قالب وردپرس درنا توس
Home / World / The World Court hears Iran's suit for lifting US sanctions

The World Court hears Iran's suit for lifting US sanctions



THE HAGUE (Reuters) – Iranian lawyers will petition the International Court of Justice on Monday for abandoning the US to lift the Trump government's sanctions on Tehran.

FILE PHOTO: The Iranian National Flags are on display in a square in Tehran February 10, 2012. REUTERS / Morteza Nikoubazl / Archive Photo

The lawsuit filed with the ICJ, also known as the World Court, states US sanctions damage the already weak economy, violate the terms of a little-known 1

955 friendship treaty between the two countries.

The United States, which will formally reply in oral submissions on Tuesday, must still give a public answer.
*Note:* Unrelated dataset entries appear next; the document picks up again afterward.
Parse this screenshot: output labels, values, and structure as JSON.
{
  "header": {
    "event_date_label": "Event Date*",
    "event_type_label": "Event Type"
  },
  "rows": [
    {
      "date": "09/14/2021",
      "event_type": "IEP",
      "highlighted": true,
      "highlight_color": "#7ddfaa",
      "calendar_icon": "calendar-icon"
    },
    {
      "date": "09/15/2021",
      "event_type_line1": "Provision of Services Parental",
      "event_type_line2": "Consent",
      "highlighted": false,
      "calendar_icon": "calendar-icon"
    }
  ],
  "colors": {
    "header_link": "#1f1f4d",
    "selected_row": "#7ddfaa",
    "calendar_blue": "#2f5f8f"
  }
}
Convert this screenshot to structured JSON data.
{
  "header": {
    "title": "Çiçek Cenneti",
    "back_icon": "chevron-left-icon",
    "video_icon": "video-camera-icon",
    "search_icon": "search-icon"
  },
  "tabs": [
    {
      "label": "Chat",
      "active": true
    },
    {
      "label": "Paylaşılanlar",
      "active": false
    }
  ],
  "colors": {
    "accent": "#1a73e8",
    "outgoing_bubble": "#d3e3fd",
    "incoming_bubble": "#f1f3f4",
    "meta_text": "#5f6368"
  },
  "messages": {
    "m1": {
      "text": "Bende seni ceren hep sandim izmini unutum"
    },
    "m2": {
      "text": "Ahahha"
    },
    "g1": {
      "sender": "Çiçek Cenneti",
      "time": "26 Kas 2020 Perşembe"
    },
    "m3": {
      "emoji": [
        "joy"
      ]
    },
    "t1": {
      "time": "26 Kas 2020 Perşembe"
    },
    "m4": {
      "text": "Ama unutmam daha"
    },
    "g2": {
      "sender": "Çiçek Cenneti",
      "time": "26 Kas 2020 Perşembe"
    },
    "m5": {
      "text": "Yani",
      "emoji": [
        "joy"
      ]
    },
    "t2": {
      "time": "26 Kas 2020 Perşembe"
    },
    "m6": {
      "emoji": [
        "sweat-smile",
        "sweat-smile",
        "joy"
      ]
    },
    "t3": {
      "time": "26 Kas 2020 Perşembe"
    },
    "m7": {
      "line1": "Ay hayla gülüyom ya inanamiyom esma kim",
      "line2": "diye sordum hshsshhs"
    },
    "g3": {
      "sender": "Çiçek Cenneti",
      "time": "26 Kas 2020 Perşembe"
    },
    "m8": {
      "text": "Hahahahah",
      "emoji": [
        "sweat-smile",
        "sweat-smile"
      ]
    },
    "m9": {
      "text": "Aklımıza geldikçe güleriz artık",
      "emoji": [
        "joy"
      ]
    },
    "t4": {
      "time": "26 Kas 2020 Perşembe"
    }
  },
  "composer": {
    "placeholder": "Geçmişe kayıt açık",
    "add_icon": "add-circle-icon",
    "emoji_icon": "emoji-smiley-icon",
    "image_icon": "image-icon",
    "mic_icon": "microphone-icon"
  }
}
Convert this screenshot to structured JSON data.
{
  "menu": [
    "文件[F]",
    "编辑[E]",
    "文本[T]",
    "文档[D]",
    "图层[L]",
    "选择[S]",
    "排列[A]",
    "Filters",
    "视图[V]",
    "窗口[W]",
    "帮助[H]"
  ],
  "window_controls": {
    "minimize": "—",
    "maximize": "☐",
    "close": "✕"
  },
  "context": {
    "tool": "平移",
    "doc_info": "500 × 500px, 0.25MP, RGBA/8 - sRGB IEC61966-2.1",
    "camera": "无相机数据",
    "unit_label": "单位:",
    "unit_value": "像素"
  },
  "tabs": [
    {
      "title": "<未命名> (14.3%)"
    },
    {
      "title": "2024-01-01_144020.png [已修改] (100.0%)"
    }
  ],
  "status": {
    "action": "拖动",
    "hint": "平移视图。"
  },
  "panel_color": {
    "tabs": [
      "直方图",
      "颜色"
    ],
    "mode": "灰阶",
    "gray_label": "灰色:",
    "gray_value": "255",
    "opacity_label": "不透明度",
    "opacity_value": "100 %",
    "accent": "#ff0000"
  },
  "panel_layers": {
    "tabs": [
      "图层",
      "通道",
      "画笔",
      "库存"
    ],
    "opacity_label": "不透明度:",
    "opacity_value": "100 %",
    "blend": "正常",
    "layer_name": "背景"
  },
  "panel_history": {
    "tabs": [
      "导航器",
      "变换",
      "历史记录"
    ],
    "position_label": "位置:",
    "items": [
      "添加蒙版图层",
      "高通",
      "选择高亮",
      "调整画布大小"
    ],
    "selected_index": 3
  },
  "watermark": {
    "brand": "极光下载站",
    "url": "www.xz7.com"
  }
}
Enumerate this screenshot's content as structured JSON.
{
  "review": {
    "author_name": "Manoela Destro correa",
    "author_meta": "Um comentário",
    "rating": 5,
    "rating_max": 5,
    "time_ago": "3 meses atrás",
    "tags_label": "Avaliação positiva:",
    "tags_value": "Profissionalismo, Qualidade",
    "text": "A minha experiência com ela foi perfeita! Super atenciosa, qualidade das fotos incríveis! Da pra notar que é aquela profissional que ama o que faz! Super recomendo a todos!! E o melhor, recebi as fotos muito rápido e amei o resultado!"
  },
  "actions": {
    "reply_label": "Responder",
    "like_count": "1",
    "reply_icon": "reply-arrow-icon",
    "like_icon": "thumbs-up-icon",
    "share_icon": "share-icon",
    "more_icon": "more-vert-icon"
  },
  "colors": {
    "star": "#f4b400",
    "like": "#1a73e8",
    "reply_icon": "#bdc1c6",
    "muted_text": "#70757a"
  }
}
U.S. Lawyers are expected that the United Nations General Court should not have jurisdiction in the dispute, that the Friendship Treaty is no longer valid, and that the sanctions that Washington has imposed on Tehran will not violate it.

The hearing, in essence, a request from Iran for a preliminary decision, will take four days to follow with a decision within a month.
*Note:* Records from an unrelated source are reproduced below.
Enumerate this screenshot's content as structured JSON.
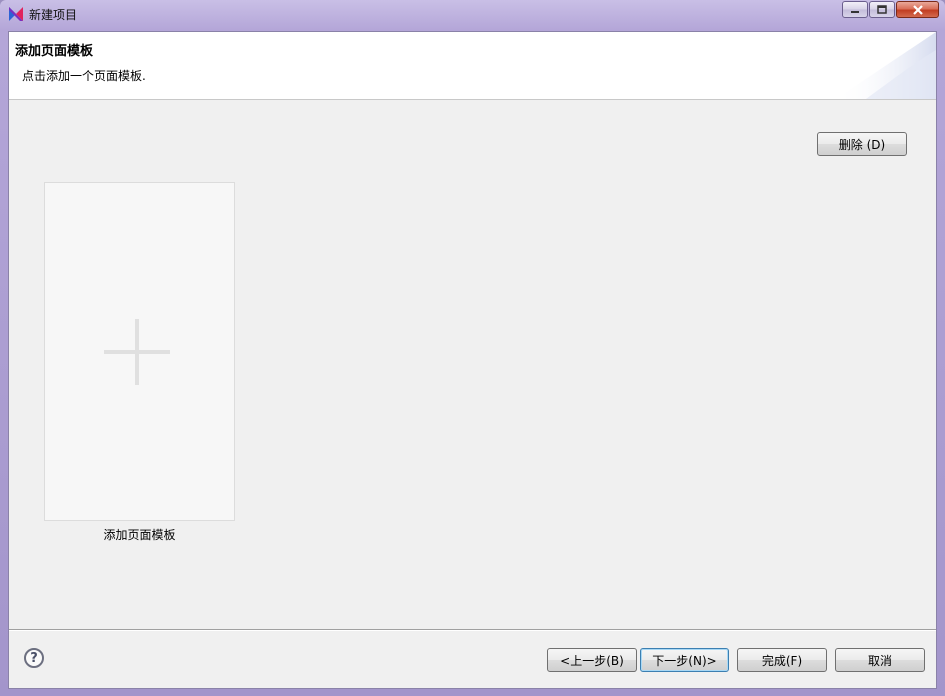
{
  "window": {
    "title": "新建项目",
    "icons": {
      "app": "app-logo-icon",
      "minimize": "minimize-icon",
      "maximize": "maximize-icon",
      "close": "close-icon"
    }
  },
  "banner": {
    "title": "添加页面模板",
    "description": "点击添加一个页面模板."
  },
  "actions": {
    "delete_label": "删除 (D)"
  },
  "templates": {
    "add_label": "添加页面模板",
    "add_icon": "plus-icon"
  },
  "footer": {
    "help_icon": "help-icon",
    "help_glyph": "?",
    "back_label": "<上一步(B)",
    "next_label": "下一步(N)>",
    "finish_label": "完成(F)",
    "cancel_label": "取消"
  },
  "colors": {
    "titlebar": "#b4a6d8",
    "client_bg": "#f0f0f0",
    "default_button_border": "#3c7fb1"
  }
}
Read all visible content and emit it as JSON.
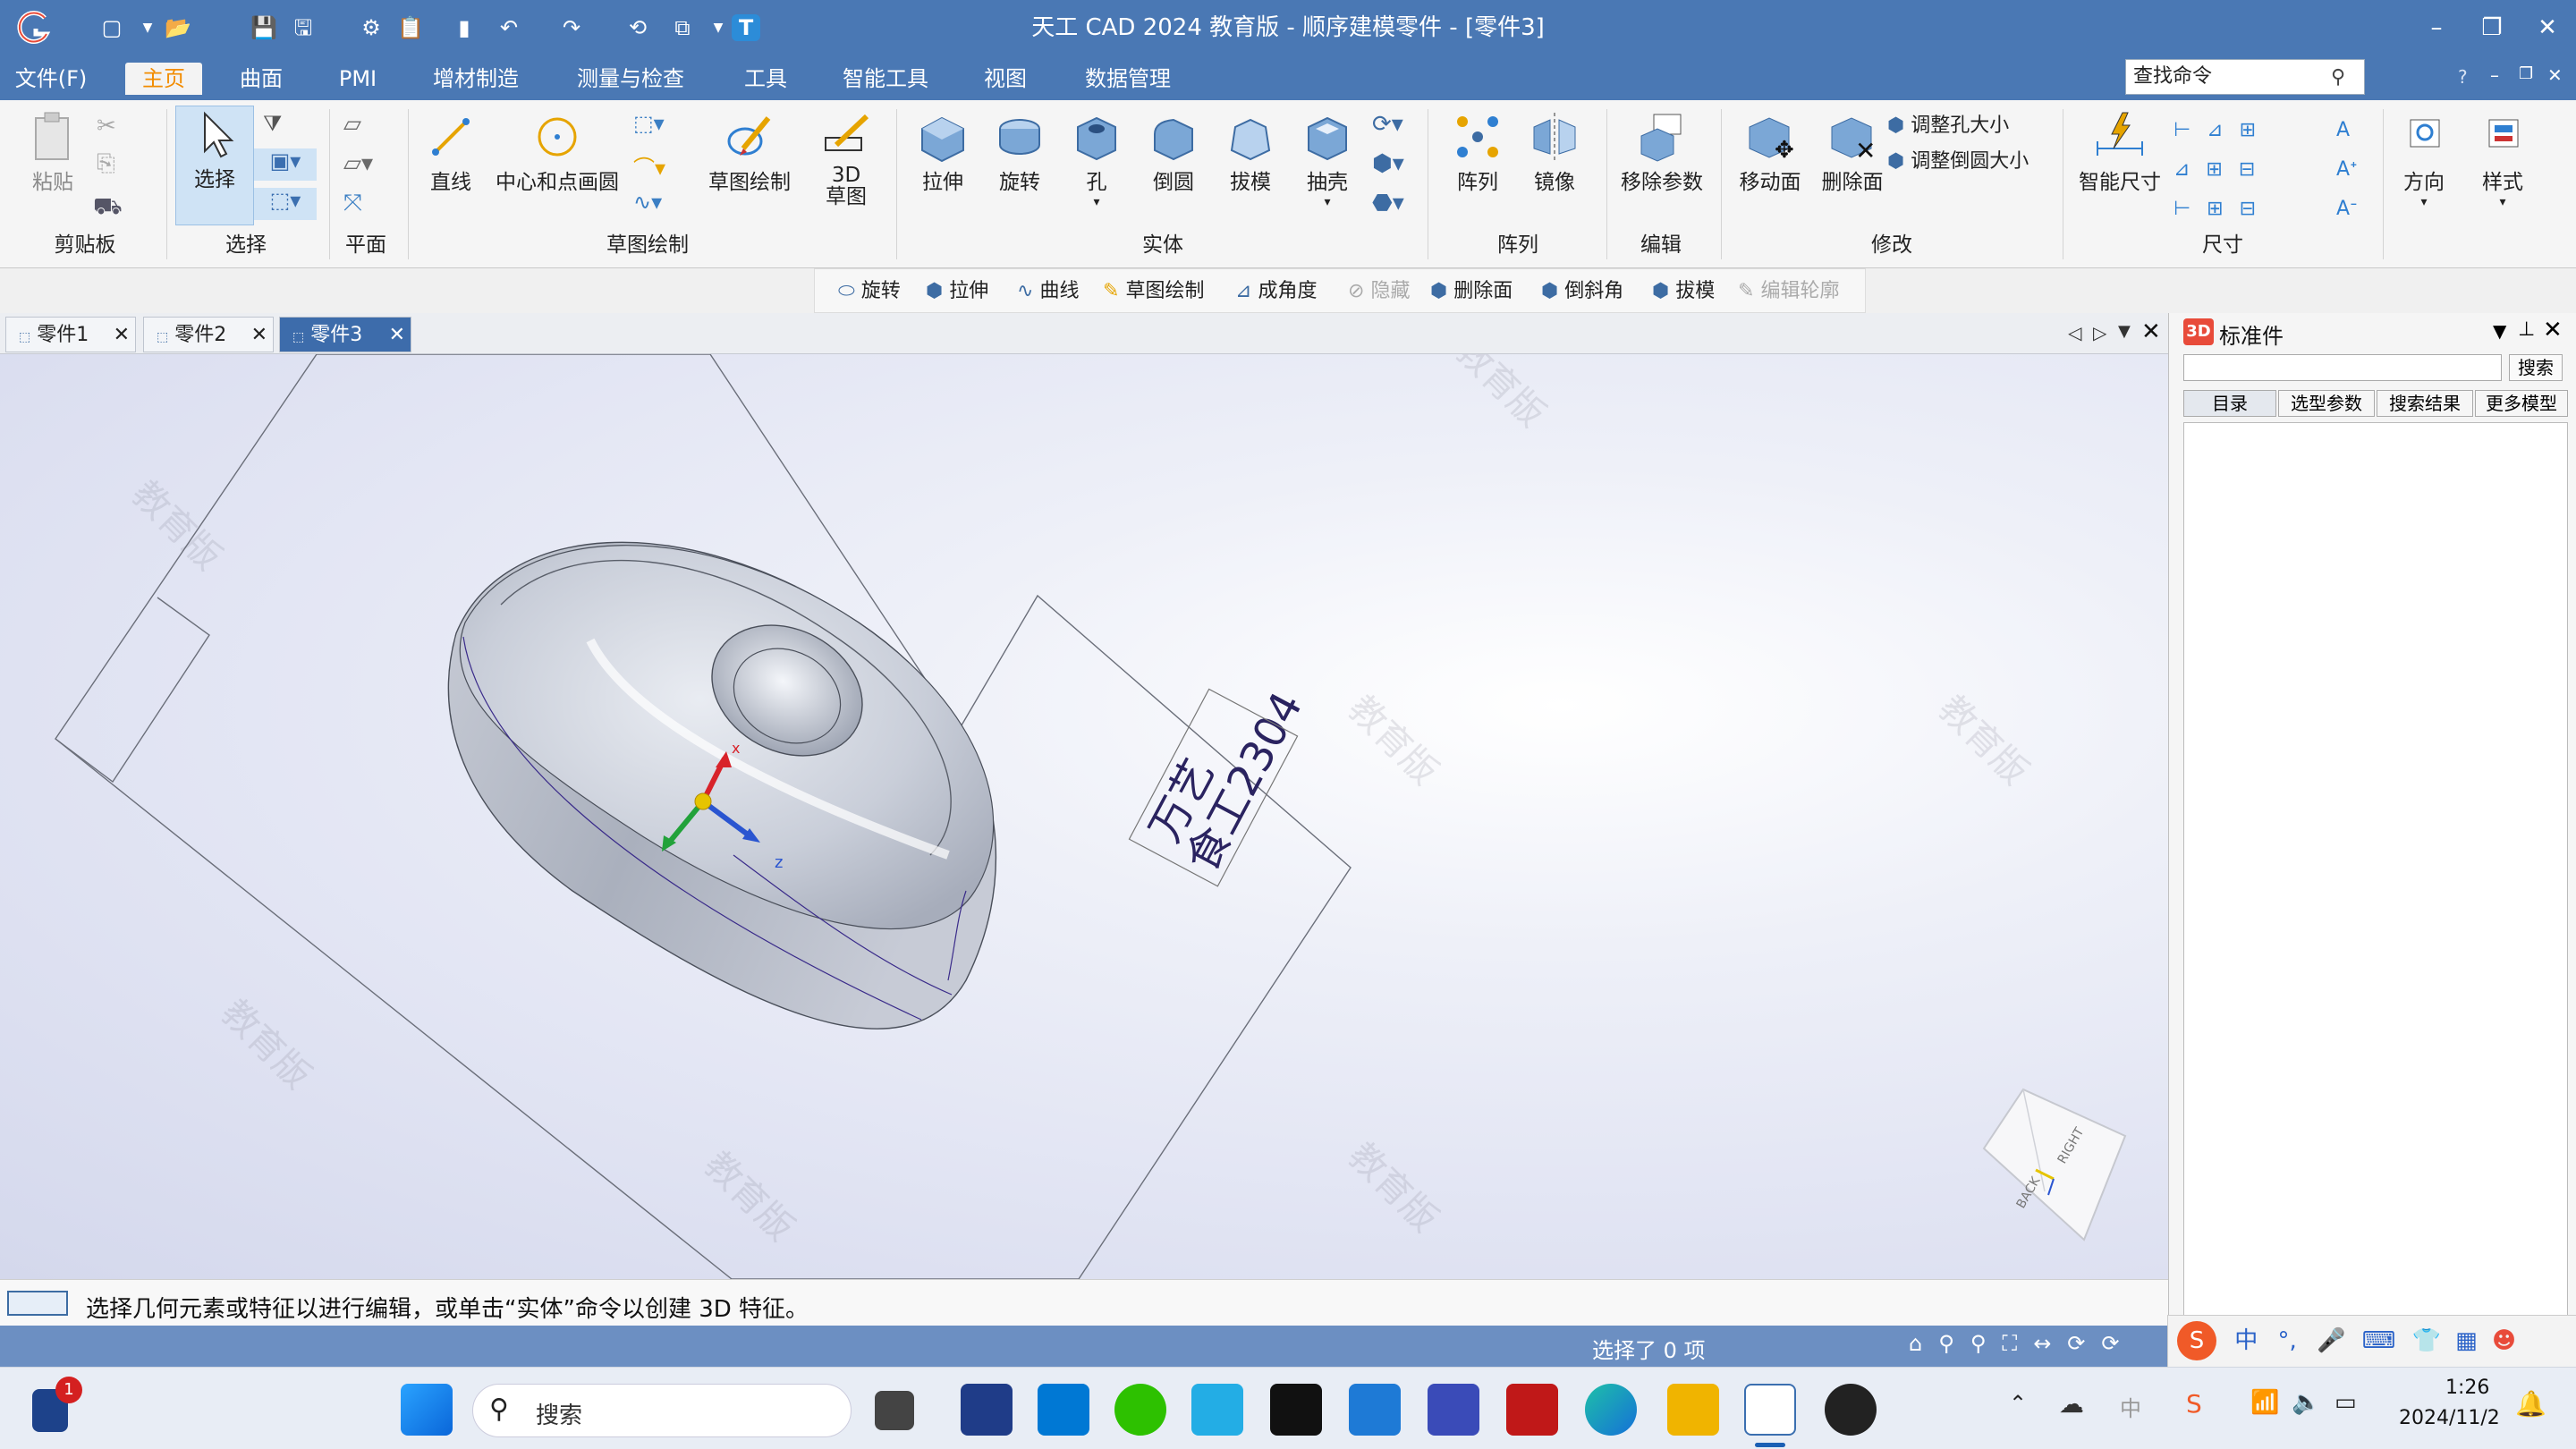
{
  "window": {
    "title": "天工 CAD 2024 教育版 - 顺序建模零件 - [零件3]"
  },
  "menu": {
    "file": "文件(F)",
    "items": [
      "主页",
      "曲面",
      "PMI",
      "增材制造",
      "测量与检查",
      "工具",
      "智能工具",
      "视图",
      "数据管理"
    ],
    "search_placeholder": "查找命令"
  },
  "ribbon": {
    "clipboard": {
      "paste": "粘贴",
      "group": "剪贴板"
    },
    "select": {
      "select": "选择",
      "group": "选择"
    },
    "plane": {
      "group": "平面"
    },
    "sketch": {
      "line": "直线",
      "circle": "中心和点画圆",
      "sketch_draw": "草图绘制",
      "sketch3d": "3D\n草图",
      "group": "草图绘制"
    },
    "solid": {
      "extrude": "拉伸",
      "revolve": "旋转",
      "hole": "孔",
      "round": "倒圆",
      "draft": "拔模",
      "shell": "抽壳",
      "group": "实体"
    },
    "pattern": {
      "pattern": "阵列",
      "mirror": "镜像",
      "group": "阵列"
    },
    "edit": {
      "remove_params": "移除参数",
      "group": "编辑"
    },
    "modify": {
      "move_face": "移动面",
      "delete_face": "删除面",
      "resize_hole": "调整孔大小",
      "resize_round": "调整倒圆大小",
      "group": "修改"
    },
    "dimension": {
      "smart": "智能尺寸",
      "group": "尺寸"
    },
    "orient": {
      "direction": "方向",
      "style": "样式"
    }
  },
  "feature_bar": [
    "旋转",
    "拉伸",
    "曲线",
    "草图绘制",
    "成角度",
    "隐藏",
    "删除面",
    "倒斜角",
    "拔模",
    "编辑轮廓"
  ],
  "doc_tabs": [
    "零件1",
    "零件2",
    "零件3"
  ],
  "active_tab": 2,
  "viewport": {
    "watermark": "教育版",
    "annotation_line1": "万艺",
    "annotation_line2": "食工2304",
    "cube_right": "RIGHT",
    "cube_back": "BACK",
    "axis_x": "x",
    "axis_z": "z"
  },
  "status": {
    "prompt": "选择几何元素或特征以进行编辑，或单击“实体”命令以创建 3D 特征。",
    "selected": "选择了 0 项"
  },
  "panel": {
    "title": "标准件",
    "badge": "3D",
    "search_button": "搜索",
    "tabs": [
      "目录",
      "选型参数",
      "搜索结果",
      "更多模型"
    ]
  },
  "taskbar": {
    "search": "搜索",
    "time": "1:26",
    "date": "2024/11/2",
    "badge": "1",
    "ime": "中",
    "ime_lang": "中"
  },
  "colors": {
    "title": "#4a78b4",
    "accent": "#f28c00",
    "tab_active": "#3d6cab"
  }
}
The ICJ is the United Nations International Settlement Body. Their judgments are binding, but they have no power to enforce them, and in rare cases have been ignored by some countries, including the United States.

U.S. President Donald Trump has withdrawn from a pact between Iran and the five permanent members of the UN Security Council in 2015, and his government has then announced unilateral plans to restore sanctions against Tehran.
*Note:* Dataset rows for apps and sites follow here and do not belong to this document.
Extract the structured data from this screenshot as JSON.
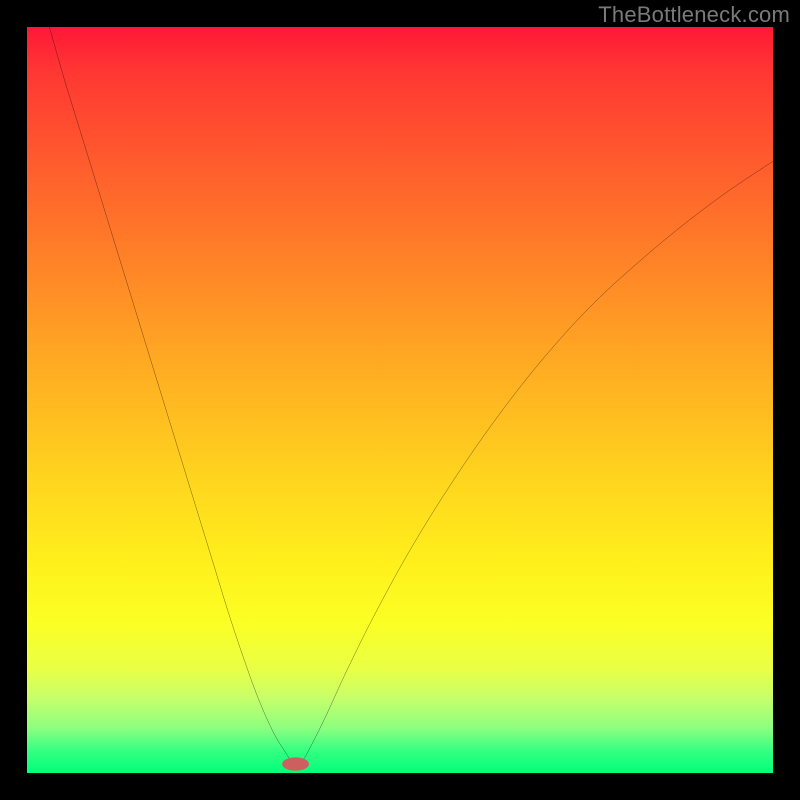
{
  "watermark": {
    "text": "TheBottleneck.com"
  },
  "chart_data": {
    "type": "line",
    "title": "",
    "xlabel": "",
    "ylabel": "",
    "xlim": [
      0,
      100
    ],
    "ylim": [
      0,
      100
    ],
    "grid": false,
    "series": [
      {
        "name": "bottleneck-curve",
        "color": "#000000",
        "x": [
          3,
          5,
          7,
          9,
          11,
          13,
          15,
          17,
          19,
          21,
          23,
          25,
          27,
          29,
          31,
          33,
          34.5,
          35.5,
          36,
          37,
          38,
          40,
          43,
          47,
          52,
          58,
          64,
          70,
          76,
          82,
          88,
          94,
          100
        ],
        "values": [
          100,
          93,
          86.5,
          80,
          73.5,
          67,
          60.5,
          54,
          47.5,
          41,
          34.5,
          28,
          21.5,
          15.5,
          10,
          5.5,
          3,
          1.5,
          1.2,
          1.8,
          3.5,
          7.5,
          14,
          22,
          31,
          40.5,
          49,
          56.5,
          63,
          68.5,
          73.5,
          78,
          82
        ]
      }
    ],
    "marker": {
      "name": "optimal-point",
      "x": 36,
      "y": 1.2,
      "color": "#cc5f5f",
      "rx": 1.8,
      "ry": 0.9
    },
    "gradient_stops": [
      {
        "pos": 0,
        "color": "#ff1836"
      },
      {
        "pos": 6,
        "color": "#ff3733"
      },
      {
        "pos": 18,
        "color": "#ff5b2d"
      },
      {
        "pos": 32,
        "color": "#ff8427"
      },
      {
        "pos": 46,
        "color": "#ffad22"
      },
      {
        "pos": 60,
        "color": "#ffd31e"
      },
      {
        "pos": 72,
        "color": "#fff01c"
      },
      {
        "pos": 80,
        "color": "#fbff24"
      },
      {
        "pos": 86,
        "color": "#e9ff45"
      },
      {
        "pos": 90,
        "color": "#c6ff6a"
      },
      {
        "pos": 94,
        "color": "#8cff80"
      },
      {
        "pos": 97,
        "color": "#35ff82"
      },
      {
        "pos": 100,
        "color": "#00ff7a"
      }
    ]
  }
}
Under the 2015 agreement, which Trump regards as flawed, Iran has halted its controversial nuclear program under US surveillance, in return for the lifting of international sanctions.

Although the United States European allies have protested against Trump, most western companies intend to abide by the sanctions, preferring to lose business in Iran rather than being punished by the US or doing business there ,

The ICJ has so far ruled that the 1955 treaty is still valid, although it was signed long before the Islamic Revolution of 1979, which triggered decades of hostile relations with Washington.

Letter from Toby Sterling; Edited by David Goodman

Our Standards: The Thomson Reuters Trust Principles.

Source link